By PAT YASINSKAS for TonySoftli.com

 

Since the news first came out Sunday night, everything I have read said Chris Foerster showed absolutely no warning signs.

 

In case you’ve been asleep under a rock in recent days, Foerster was the Miami Dolphins’ offensive line coach who filmed himself snorting a wide powdery substance. There is no definitive proof that it was cocaine, but it sure sounds like it. Foerster sent the video to a Las Vegas “entertainer’’ who said she had been dating Foerster.

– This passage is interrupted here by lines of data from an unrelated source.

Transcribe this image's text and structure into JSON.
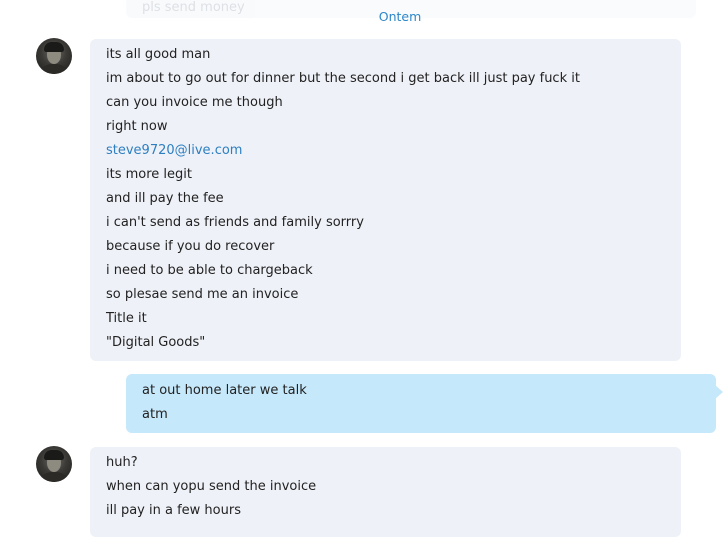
{
  "previous_message": {
    "text": "pls send money"
  },
  "date_divider": "Ontem",
  "conversation": {
    "group1": {
      "lines": [
        "its all good man",
        "im about to go out for dinner but the second i get back ill just pay fuck it",
        "can you invoice me though",
        "right now",
        "steve9720@live.com",
        "its more legit",
        "and ill pay the fee",
        "i can't send as friends and family sorrry",
        "because if you do recover",
        "i need to be able to chargeback",
        "so plesae send me an invoice",
        "Title it",
        "\"Digital Goods\""
      ]
    },
    "group2": {
      "lines": [
        "at out home later we talk",
        "atm"
      ]
    },
    "group3": {
      "lines": [
        "huh?",
        "when can yopu send the invoice",
        "ill pay in a few hours"
      ]
    }
  },
  "colors": {
    "incoming_bubble": "#eef1f7",
    "outgoing_bubble": "#c6e8fb",
    "link": "#2d7fc2",
    "date_divider": "#2d87c9"
  },
  "icons": {
    "contact_avatar": "user-avatar-photo"
  }
}
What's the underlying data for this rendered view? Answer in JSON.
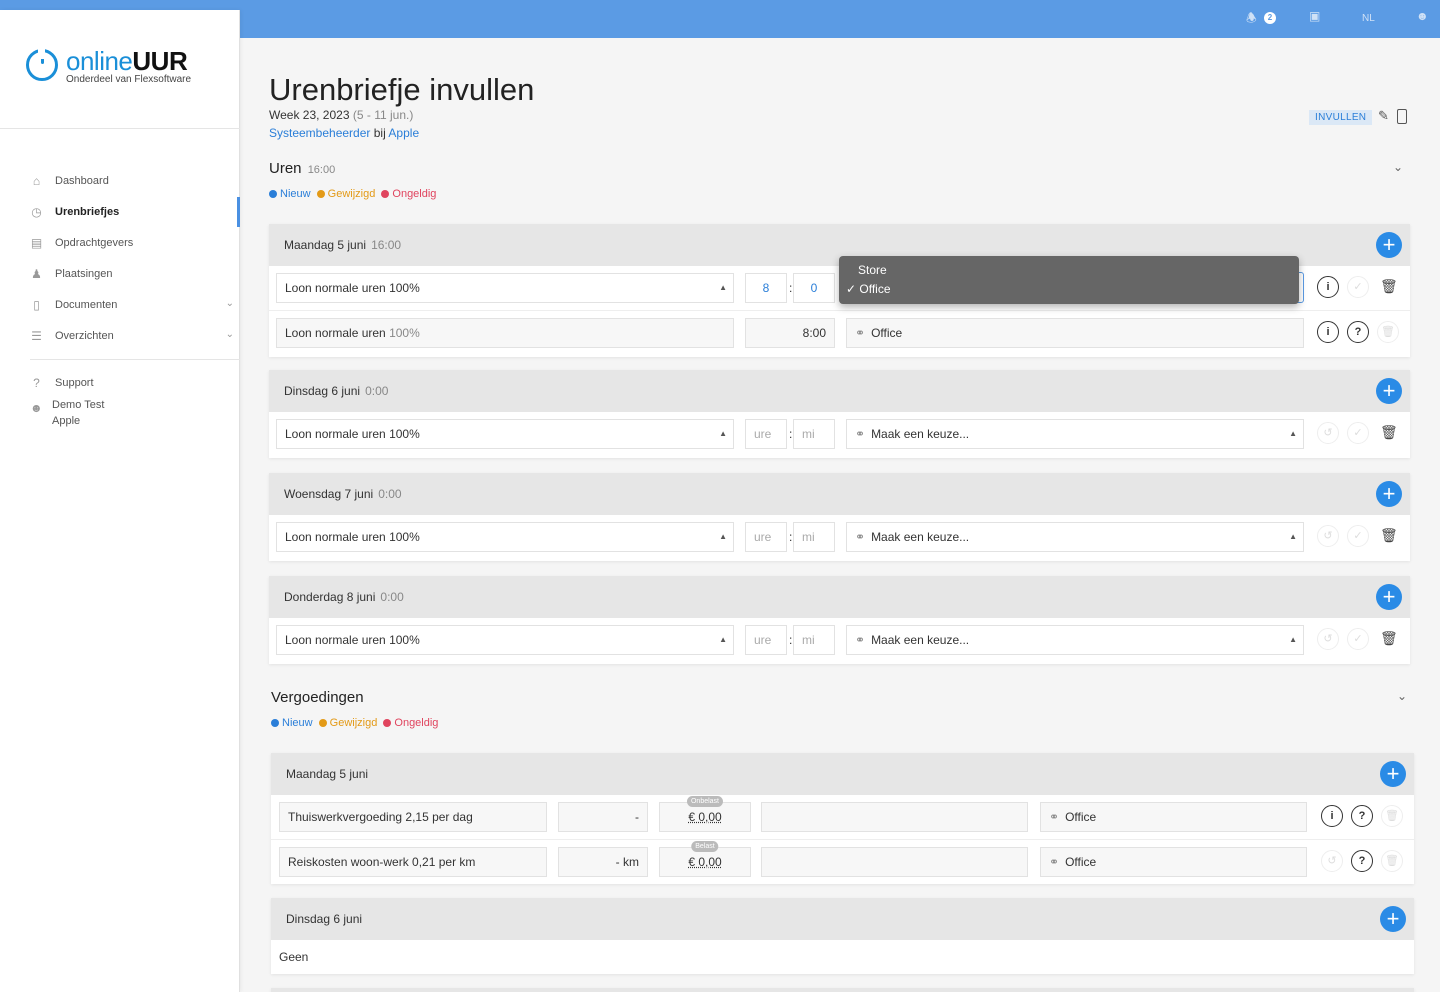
{
  "topbar": {
    "notification_count": "2",
    "language": "NL"
  },
  "logo": {
    "word_a": "online",
    "word_b": "UUR",
    "subtitle": "Onderdeel van Flexsoftware"
  },
  "nav": {
    "items": [
      {
        "label": "Dashboard",
        "icon": "home-icon"
      },
      {
        "label": "Urenbriefjes",
        "icon": "clock-icon",
        "active": true
      },
      {
        "label": "Opdrachtgevers",
        "icon": "building-icon"
      },
      {
        "label": "Plaatsingen",
        "icon": "person-pin-icon"
      },
      {
        "label": "Documenten",
        "icon": "document-icon"
      },
      {
        "label": "Overzichten",
        "icon": "list-icon"
      }
    ],
    "support": "Support",
    "user_name": "Demo Test",
    "user_company": "Apple"
  },
  "page": {
    "title": "Urenbriefje invullen",
    "week": "Week 23, 2023",
    "range": "(5 - 11 jun.)",
    "role": "Systeembeheerder",
    "at": "bij",
    "company": "Apple",
    "status_badge": "INVULLEN"
  },
  "hours": {
    "title": "Uren",
    "total": "16:00",
    "legend": {
      "new": "Nieuw",
      "modified": "Gewijzigd",
      "invalid": "Ongeldig"
    },
    "days": [
      {
        "name": "Maandag 5 juni",
        "total": "16:00",
        "rows": [
          {
            "type": "Loon normale uren 100%",
            "hours": "8",
            "minutes": "0",
            "project": "Office"
          },
          {
            "type_a": "Loon normale uren",
            "type_b": "100%",
            "duration": "8:00",
            "project": "Office"
          }
        ]
      },
      {
        "name": "Dinsdag 6 juni",
        "total": "0:00",
        "rows": [
          {
            "type": "Loon normale uren 100%",
            "hours_ph": "ure",
            "minutes_ph": "mi",
            "project": "Maak een keuze..."
          }
        ]
      },
      {
        "name": "Woensdag 7 juni",
        "total": "0:00",
        "rows": [
          {
            "type": "Loon normale uren 100%",
            "hours_ph": "ure",
            "minutes_ph": "mi",
            "project": "Maak een keuze..."
          }
        ]
      },
      {
        "name": "Donderdag 8 juni",
        "total": "0:00",
        "rows": [
          {
            "type": "Loon normale uren 100%",
            "hours_ph": "ure",
            "minutes_ph": "mi",
            "project": "Maak een keuze..."
          }
        ]
      }
    ],
    "dropdown_options": [
      "Store",
      "✓ Office"
    ]
  },
  "allowances": {
    "title": "Vergoedingen",
    "legend": {
      "new": "Nieuw",
      "modified": "Gewijzigd",
      "invalid": "Ongeldig"
    },
    "days": [
      {
        "name": "Maandag 5 juni",
        "rows": [
          {
            "type": "Thuiswerkvergoeding 2,15 per dag",
            "qty": "-",
            "pill": "Onbelast",
            "amount": "€ 0,00",
            "project": "Office"
          },
          {
            "type": "Reiskosten woon-werk 0,21 per km",
            "qty": "- km",
            "pill": "Belast",
            "amount": "€ 0,00",
            "project": "Office"
          }
        ]
      },
      {
        "name": "Dinsdag 6 juni",
        "empty": "Geen"
      }
    ]
  }
}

She made the video public, putting it on social media. She said she did it because she wanted to show the social injustice that she believes goes on in this country. She said black NFL players are taking a beating when they don’t stand for the national anthem, while, at the same time, a white assistant coach can get away with anything. Unless there is video. There was and she dropped a bomb.

She also might be completely justified. From the video, you can tell Foerster clearly is a man with problems. Big problems. How far back do they go? Maybe much further than anyone realizes.

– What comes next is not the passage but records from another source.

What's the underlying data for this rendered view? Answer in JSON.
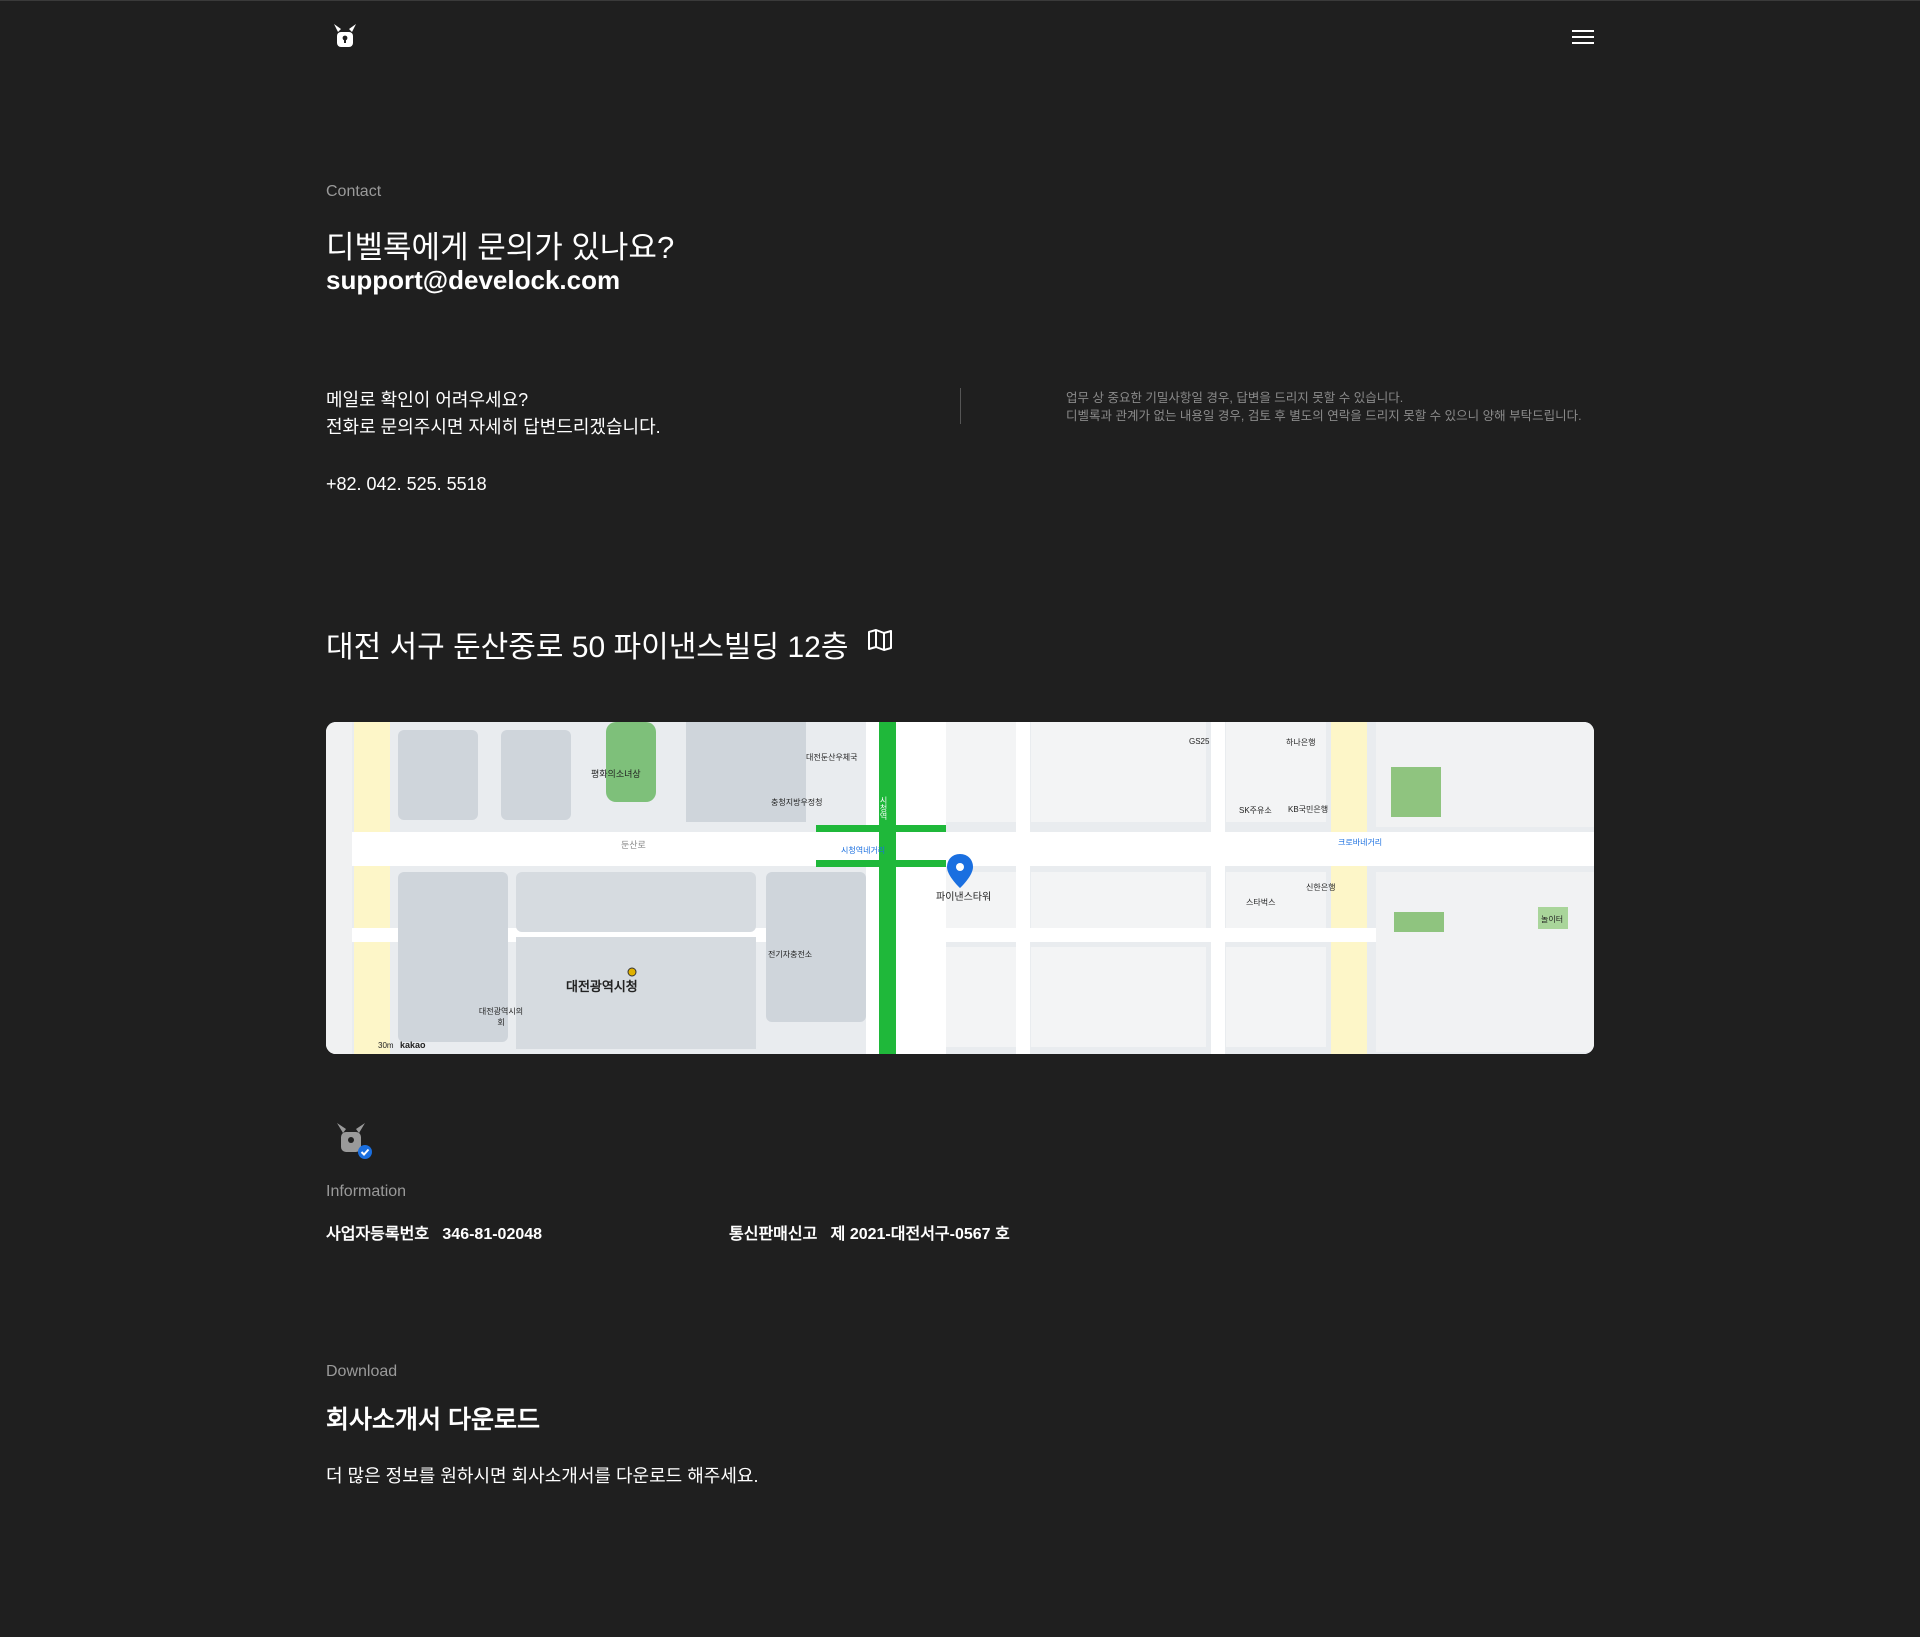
{
  "header": {
    "logo_icon": "lock-mascot-icon",
    "menu_icon": "hamburger-menu-icon"
  },
  "contact": {
    "label": "Contact",
    "title": "디벨록에게 문의가 있나요?",
    "email": "support@develock.com",
    "phone_prompt_line1": "메일로 확인이 어려우세요?",
    "phone_prompt_line2": "전화로 문의주시면 자세히 답변드리겠습니다.",
    "phone": "+82. 042. 525. 5518",
    "note_line1": "업무 상 중요한 기밀사항일 경우, 답변을 드리지 못할 수 있습니다.",
    "note_line2": "디벨록과 관계가 없는 내용일 경우, 검토 후 별도의 연락을 드리지 못할 수 있으니 양해 부탁드립니다."
  },
  "location": {
    "address": "대전 서구 둔산중로 50 파이낸스빌딩 12층",
    "map_icon": "map-icon",
    "map_labels": {
      "city_hall": "대전광역시청",
      "marker": "파이낸스타워",
      "road1": "둔산로",
      "road2": "시청역네거리",
      "station": "시청역",
      "kakao": "kakao",
      "scale": "30m",
      "peace": "평화의소녀상",
      "post": "대전둔산우체국",
      "police": "충청지방우정청",
      "gs": "GS25",
      "kb": "KB국민은행",
      "sk": "SK주유소",
      "starbucks": "스타벅스",
      "shinhan": "신한은행",
      "hana": "하나은행",
      "crossroad": "크로바네거리",
      "council": "대전광역시의회",
      "energy": "전기자충전소",
      "play": "놀이터"
    }
  },
  "information": {
    "badge_icon": "verified-lock-badge-icon",
    "label": "Information",
    "biz_label": "사업자등록번호",
    "biz_value": "346-81-02048",
    "sales_label": "통신판매신고",
    "sales_value": "제 2021-대전서구-0567 호"
  },
  "download": {
    "label": "Download",
    "title": "회사소개서 다운로드",
    "desc": "더 많은 정보를 원하시면 회사소개서를 다운로드 해주세요."
  },
  "colors": {
    "background": "#1f1f1f",
    "muted": "#9a9a9a",
    "road_green": "#1fb83a",
    "marker_blue": "#1a6fe0"
  }
}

I’ve got a couple of Foerster stories that I thought I would never share with the world unless I was writing for TMZ. But, after watching how everyone keeps saying there were no warning signs, I have to write this.

There WERE warning signs. Maybe as far back as the 1990s, when I saw the first one. I worked for The Tampa Tribune from 1990 until 1999. I was the No. 2 beat writer on the Bucs in the 1994, ’95 and ’96 seasons before I became the No. 1 beat writer for the 1997 and ’98 seasons. I’m not sure of the exact year, but it was sometime while I was the No. 2 beat writer.

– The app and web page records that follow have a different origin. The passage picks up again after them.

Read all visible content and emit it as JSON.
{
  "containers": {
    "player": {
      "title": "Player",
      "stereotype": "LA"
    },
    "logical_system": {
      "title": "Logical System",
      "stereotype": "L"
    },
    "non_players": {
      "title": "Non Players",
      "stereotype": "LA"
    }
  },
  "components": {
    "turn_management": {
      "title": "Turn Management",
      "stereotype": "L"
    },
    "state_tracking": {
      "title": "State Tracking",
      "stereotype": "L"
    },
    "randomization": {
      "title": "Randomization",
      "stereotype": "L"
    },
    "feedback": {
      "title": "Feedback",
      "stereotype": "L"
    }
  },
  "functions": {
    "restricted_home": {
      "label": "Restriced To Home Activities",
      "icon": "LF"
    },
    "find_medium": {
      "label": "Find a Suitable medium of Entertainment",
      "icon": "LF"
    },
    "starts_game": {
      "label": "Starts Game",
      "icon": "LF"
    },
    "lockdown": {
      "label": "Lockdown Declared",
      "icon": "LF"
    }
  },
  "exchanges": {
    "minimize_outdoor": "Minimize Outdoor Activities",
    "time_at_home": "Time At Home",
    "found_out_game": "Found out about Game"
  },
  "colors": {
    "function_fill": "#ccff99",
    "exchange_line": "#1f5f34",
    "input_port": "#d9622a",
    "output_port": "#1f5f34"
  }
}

At the time, Tony Dungy was the head coach. He was very religious and so were most of his assistant coaches. Foerster seemed to fit that profile. He was active in the Fellowship of Christian Athletes (FCA), All-Pro Dads and Family First. He often wore t-shirts from those three organizations and, at first, I had never seen anything unusual about Foerster.

That all changed on one night in Chicago. The Bucs were playing the Bears the next day and you would expect assistant coaches to get a good night of sleep. I had gone out to dinner with our No. 1 Bucs writer, whose name doesn’t matter because he wasn’t doing anything wrong. We were joined by a writer from another newspaper, who I will not name for the same reasons. This is where I need to be very honest so I don’t come across as a hypocrite.

All three of us had a few beers. It was nothing major. We got back to our hotel which also was the team hotel. We decided to stop in the hotel lobby for a nightcap. When we walked in, we saw Foerster and the team’s two trainers.

All three were visibly intoxicated. The trainers were sitting at a table drinking beer, babbling, but not doing anything outrageous. But Foerster was. He was wearing his FCA t-shirt and hitting on every woman in the bar.

Was he just drunk on beer or liquor? Maybe. But, with what has come out in recent days, I have to wonder if it was more than beer or liquor. Maybe his other issues went back to the mid-1990s. Maybe he never got help. Maybe the problems continued to escalate even as other teams continued to hire Foerster.

There was one other warning sign. I didn’t hear about it until I had left the Tribune to cover the Carolina Panthers in 1999. A couple years later, Dungy and his offensive staff got fired. Multiple, I and really do mean multiple sources, told me that when team officials were cleaning out the offices of the assistants and their computers, they found a ton of something on Foerster’s computer that should not be on any work computer.

That and the incident in Chicago were huge red flags that should have been spotted. Every NFL team has a strong security staff. It is usually made up of former FBI and/or CIA agents, who know everything that’s going on with anyone associated with the team is involved with.

Did Foerster’s issues only become a problem in recent times? Maybe not. Maybe so.

But I’m willing to guess that something was wrong as back as far as the 1990s.